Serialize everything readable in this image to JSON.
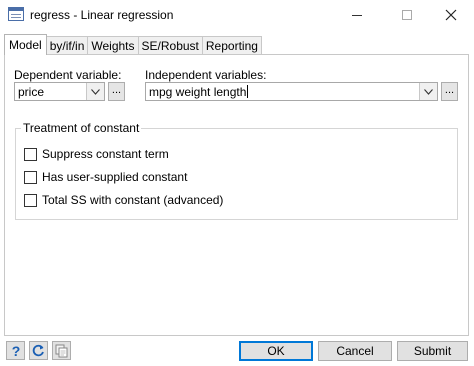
{
  "window": {
    "title": "regress - Linear regression"
  },
  "tabs": [
    {
      "label": "Model",
      "active": true
    },
    {
      "label": "by/if/in",
      "active": false
    },
    {
      "label": "Weights",
      "active": false
    },
    {
      "label": "SE/Robust",
      "active": false
    },
    {
      "label": "Reporting",
      "active": false
    }
  ],
  "model": {
    "dependent_label": "Dependent variable:",
    "dependent_value": "price",
    "independent_label": "Independent variables:",
    "independent_value": "mpg weight length",
    "browse_label": "..."
  },
  "constant_group": {
    "title": "Treatment of constant",
    "options": [
      {
        "label": "Suppress constant term",
        "checked": false
      },
      {
        "label": "Has user-supplied constant",
        "checked": false
      },
      {
        "label": "Total SS with constant (advanced)",
        "checked": false
      }
    ]
  },
  "footer": {
    "help_icon": "question-icon",
    "reset_icon": "refresh-icon",
    "copy_icon": "copy-icon",
    "ok_label": "OK",
    "cancel_label": "Cancel",
    "submit_label": "Submit"
  },
  "colors": {
    "accent": "#0078d7",
    "help_icon": "#1a5fb4"
  }
}
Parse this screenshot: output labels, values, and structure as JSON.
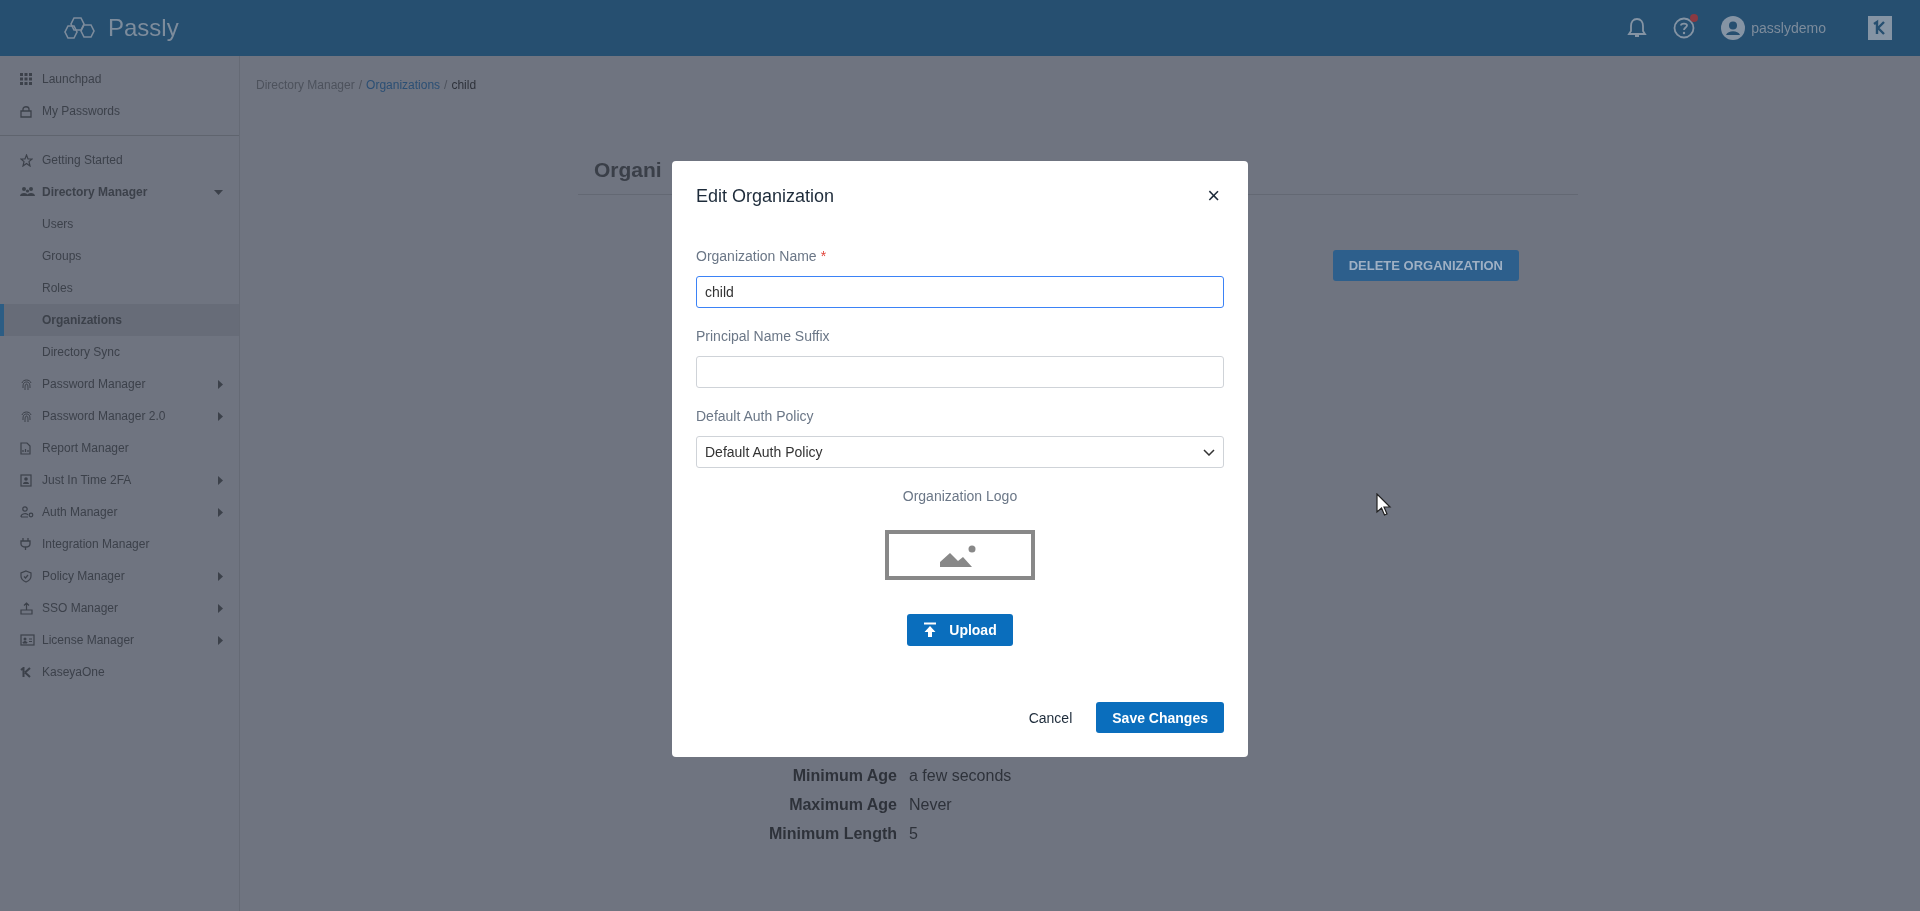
{
  "header": {
    "brand": "Passly",
    "help_badge": true,
    "user": "passlydemo"
  },
  "sidebar": {
    "groups": [
      {
        "items": [
          {
            "label": "Launchpad",
            "selected": false
          },
          {
            "label": "My Passwords",
            "selected": false
          }
        ]
      },
      {
        "items": [
          {
            "label": "Getting Started",
            "selected": false
          },
          {
            "label": "Directory Manager",
            "selected": false,
            "expanded": true,
            "children": [
              {
                "label": "Users",
                "selected": false
              },
              {
                "label": "Groups",
                "selected": false
              },
              {
                "label": "Roles",
                "selected": false
              },
              {
                "label": "Organizations",
                "selected": true
              },
              {
                "label": "Directory Sync",
                "selected": false
              }
            ]
          },
          {
            "label": "Password Manager",
            "selected": false,
            "expanded": false
          },
          {
            "label": "Password Manager 2.0",
            "selected": false,
            "expanded": false
          },
          {
            "label": "Report Manager",
            "selected": false
          },
          {
            "label": "Just In Time 2FA",
            "selected": false,
            "expanded": false
          },
          {
            "label": "Auth Manager",
            "selected": false,
            "expanded": false
          },
          {
            "label": "Integration Manager",
            "selected": false
          },
          {
            "label": "Policy Manager",
            "selected": false,
            "expanded": false
          },
          {
            "label": "SSO Manager",
            "selected": false,
            "expanded": false
          },
          {
            "label": "License Manager",
            "selected": false,
            "expanded": false
          },
          {
            "label": "KaseyaOne",
            "selected": false
          }
        ]
      }
    ]
  },
  "breadcrumb": {
    "separator": "/",
    "items": [
      {
        "label": "Directory Manager",
        "link": false
      },
      {
        "label": "Organizations",
        "link": true
      },
      {
        "label": "child",
        "link": false
      }
    ]
  },
  "page": {
    "title": "Organi",
    "delete_button": "DELETE ORGANIZATION",
    "details": [
      {
        "label": "Minimum Age",
        "value": "a few seconds"
      },
      {
        "label": "Maximum Age",
        "value": "Never"
      },
      {
        "label": "Minimum Length",
        "value": "5"
      }
    ]
  },
  "modal": {
    "title": "Edit Organization",
    "close": "×",
    "fields": [
      {
        "kind": "text",
        "label": "Organization Name",
        "required_mark": "*",
        "focused": true,
        "value": "child"
      },
      {
        "kind": "text",
        "label": "Principal Name Suffix",
        "focused": false
      },
      {
        "kind": "select",
        "label": "Default Auth Policy",
        "focused": false,
        "value": "Default Auth Policy"
      }
    ],
    "logo": {
      "label": "Organization Logo",
      "button": "Upload"
    },
    "actions": [
      {
        "kind": "text",
        "label": "Cancel"
      },
      {
        "kind": "primary",
        "label": "Save Changes"
      }
    ]
  }
}
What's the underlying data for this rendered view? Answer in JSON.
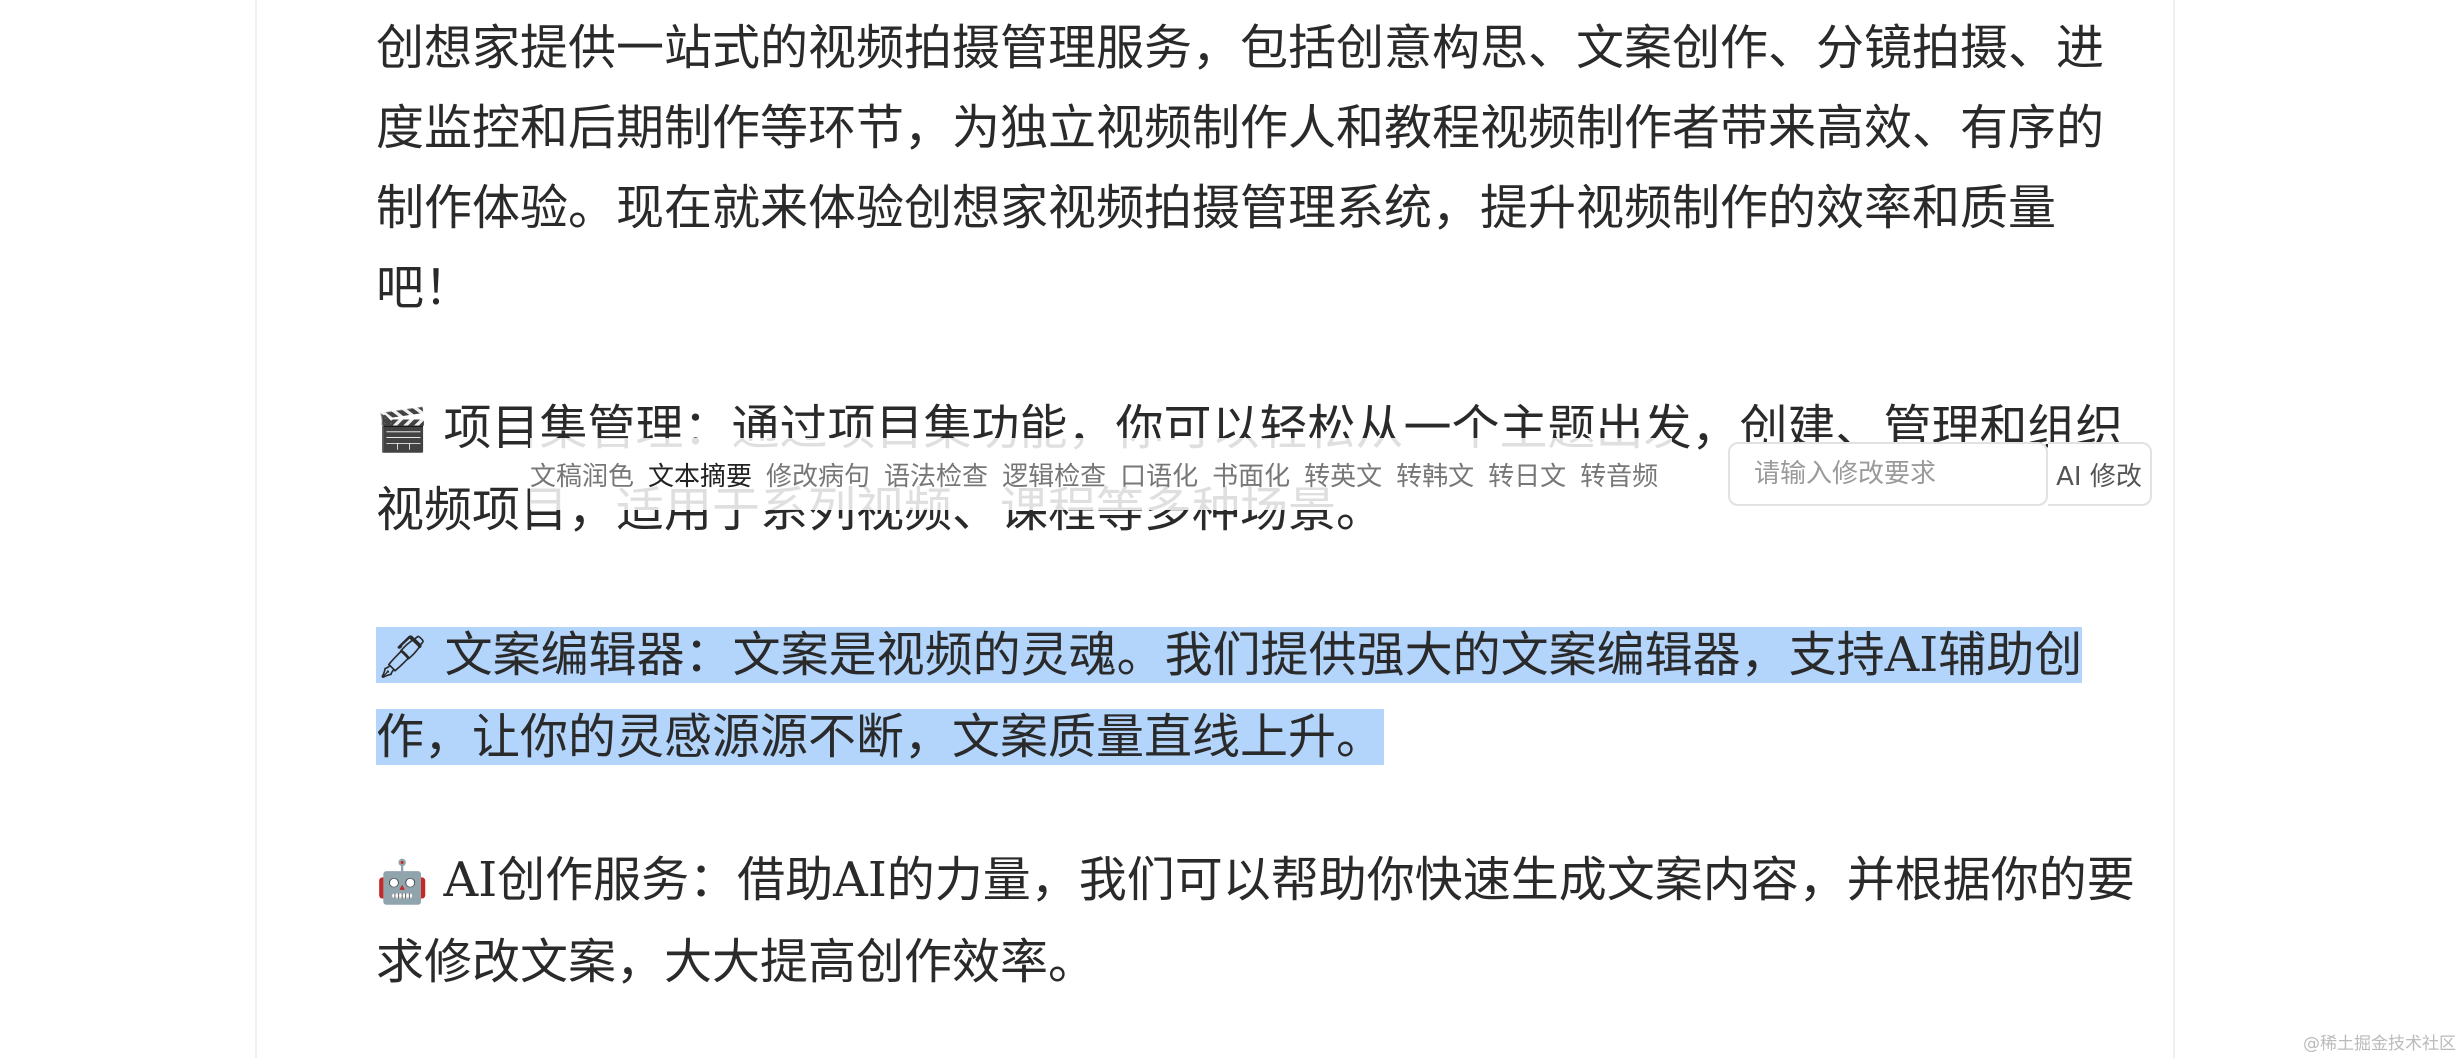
{
  "content": {
    "p1": "创想家提供一站式的视频拍摄管理服务，包括创意构思、文案创作、分镜拍摄、进度监控和后期制作等环节，为独立视频制作人和教程视频制作者带来高效、有序的制作体验。现在就来体验创想家视频拍摄管理系统，提升视频制作的效率和质量吧！",
    "p2_emoji": "🎬",
    "p2": " 项目集管理：通过项目集功能，你可以轻松从一个主题出发，创建、管理和组织视频项目，适用于系列视频、课程等多种场景。",
    "p3_emoji": "🖋",
    "p3": " 文案编辑器：文案是视频的灵魂。我们提供强大的文案编辑器，支持AI辅助创作，让你的灵感源源不断，文案质量直线上升。",
    "p4_emoji": "🤖",
    "p4": " AI创作服务：借助AI的力量，我们可以帮助你快速生成文案内容，并根据你的要求修改文案，大大提高创作效率。"
  },
  "toolbar": {
    "items": [
      "文稿润色",
      "文本摘要",
      "修改病句",
      "语法检查",
      "逻辑检查",
      "口语化",
      "书面化",
      "转英文",
      "转韩文",
      "转日文",
      "转音频"
    ],
    "active_index": 1,
    "input_placeholder": "请输入修改要求",
    "ai_button_label": "AI 修改"
  },
  "watermark": "@稀土掘金技术社区",
  "colors": {
    "selection": "#b3d4fb",
    "text": "#2a2a2a"
  }
}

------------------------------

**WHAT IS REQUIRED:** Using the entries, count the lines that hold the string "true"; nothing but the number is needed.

**YOUR RESPONSE:** 6